### REQUIRED ACTION
Within the material below, how many lines carry the word "Send"? Only that number is wanted.

......

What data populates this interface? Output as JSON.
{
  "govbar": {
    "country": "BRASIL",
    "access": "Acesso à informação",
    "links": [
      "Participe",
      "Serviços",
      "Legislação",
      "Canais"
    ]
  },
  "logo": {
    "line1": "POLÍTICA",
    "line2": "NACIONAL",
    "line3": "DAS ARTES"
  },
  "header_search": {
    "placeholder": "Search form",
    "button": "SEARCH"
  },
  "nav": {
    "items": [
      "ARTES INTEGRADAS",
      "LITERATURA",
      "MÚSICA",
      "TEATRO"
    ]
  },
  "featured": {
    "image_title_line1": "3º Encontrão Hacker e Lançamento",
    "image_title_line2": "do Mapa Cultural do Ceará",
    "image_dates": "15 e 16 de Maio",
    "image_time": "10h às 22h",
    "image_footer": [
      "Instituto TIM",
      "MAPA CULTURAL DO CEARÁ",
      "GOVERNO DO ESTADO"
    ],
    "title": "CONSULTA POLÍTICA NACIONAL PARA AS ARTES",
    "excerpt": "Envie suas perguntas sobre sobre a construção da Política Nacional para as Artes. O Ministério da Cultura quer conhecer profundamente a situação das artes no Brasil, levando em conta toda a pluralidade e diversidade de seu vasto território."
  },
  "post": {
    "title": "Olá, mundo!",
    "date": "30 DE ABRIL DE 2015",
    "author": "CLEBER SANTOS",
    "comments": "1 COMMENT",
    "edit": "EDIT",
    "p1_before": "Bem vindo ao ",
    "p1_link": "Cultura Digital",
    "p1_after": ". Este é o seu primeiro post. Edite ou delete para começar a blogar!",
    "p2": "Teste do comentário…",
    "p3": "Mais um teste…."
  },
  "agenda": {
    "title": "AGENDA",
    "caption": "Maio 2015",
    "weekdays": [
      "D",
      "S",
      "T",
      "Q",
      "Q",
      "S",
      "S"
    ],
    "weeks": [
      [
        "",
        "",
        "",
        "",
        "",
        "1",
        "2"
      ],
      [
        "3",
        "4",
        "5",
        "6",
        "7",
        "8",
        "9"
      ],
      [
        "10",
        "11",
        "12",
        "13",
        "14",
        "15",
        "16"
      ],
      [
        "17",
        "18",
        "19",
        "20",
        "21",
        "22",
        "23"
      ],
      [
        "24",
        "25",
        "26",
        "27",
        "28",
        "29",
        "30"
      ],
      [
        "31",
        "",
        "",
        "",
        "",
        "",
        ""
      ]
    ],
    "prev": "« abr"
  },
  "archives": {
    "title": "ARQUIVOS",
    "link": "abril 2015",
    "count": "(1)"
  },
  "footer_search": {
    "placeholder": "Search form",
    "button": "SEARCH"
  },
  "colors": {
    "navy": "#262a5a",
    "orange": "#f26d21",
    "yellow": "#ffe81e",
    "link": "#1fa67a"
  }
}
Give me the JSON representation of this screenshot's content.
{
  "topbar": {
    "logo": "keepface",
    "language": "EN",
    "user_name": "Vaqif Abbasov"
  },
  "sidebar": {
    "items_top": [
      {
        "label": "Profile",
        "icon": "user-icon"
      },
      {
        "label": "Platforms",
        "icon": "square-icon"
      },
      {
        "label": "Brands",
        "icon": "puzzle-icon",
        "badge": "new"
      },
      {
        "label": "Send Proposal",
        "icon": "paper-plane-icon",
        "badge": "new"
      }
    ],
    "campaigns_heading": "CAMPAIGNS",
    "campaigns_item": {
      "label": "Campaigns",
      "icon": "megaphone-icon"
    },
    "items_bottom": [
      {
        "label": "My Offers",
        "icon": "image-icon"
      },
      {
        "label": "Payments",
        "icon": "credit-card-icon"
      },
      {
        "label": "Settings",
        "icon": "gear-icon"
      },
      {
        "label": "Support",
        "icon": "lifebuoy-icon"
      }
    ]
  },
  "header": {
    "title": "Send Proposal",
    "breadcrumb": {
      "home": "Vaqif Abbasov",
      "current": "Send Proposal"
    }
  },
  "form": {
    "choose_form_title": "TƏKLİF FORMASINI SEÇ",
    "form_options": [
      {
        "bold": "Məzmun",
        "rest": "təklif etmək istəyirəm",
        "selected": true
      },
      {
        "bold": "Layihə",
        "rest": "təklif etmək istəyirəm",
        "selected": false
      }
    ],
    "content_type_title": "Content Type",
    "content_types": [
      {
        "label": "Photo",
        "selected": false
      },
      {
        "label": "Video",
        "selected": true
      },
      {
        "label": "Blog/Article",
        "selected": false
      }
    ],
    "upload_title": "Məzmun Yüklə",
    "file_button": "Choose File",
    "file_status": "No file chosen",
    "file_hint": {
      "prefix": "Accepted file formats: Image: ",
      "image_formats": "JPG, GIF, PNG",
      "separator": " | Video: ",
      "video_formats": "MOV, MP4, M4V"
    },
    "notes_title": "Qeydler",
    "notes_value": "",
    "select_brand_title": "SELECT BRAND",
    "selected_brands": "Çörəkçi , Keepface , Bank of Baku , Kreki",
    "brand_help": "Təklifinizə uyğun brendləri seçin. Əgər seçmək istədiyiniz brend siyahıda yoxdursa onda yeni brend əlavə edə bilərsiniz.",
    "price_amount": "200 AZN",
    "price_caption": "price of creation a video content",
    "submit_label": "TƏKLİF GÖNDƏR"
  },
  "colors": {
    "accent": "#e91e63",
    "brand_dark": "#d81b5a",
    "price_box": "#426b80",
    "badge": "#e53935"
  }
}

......

### RESPONSE
3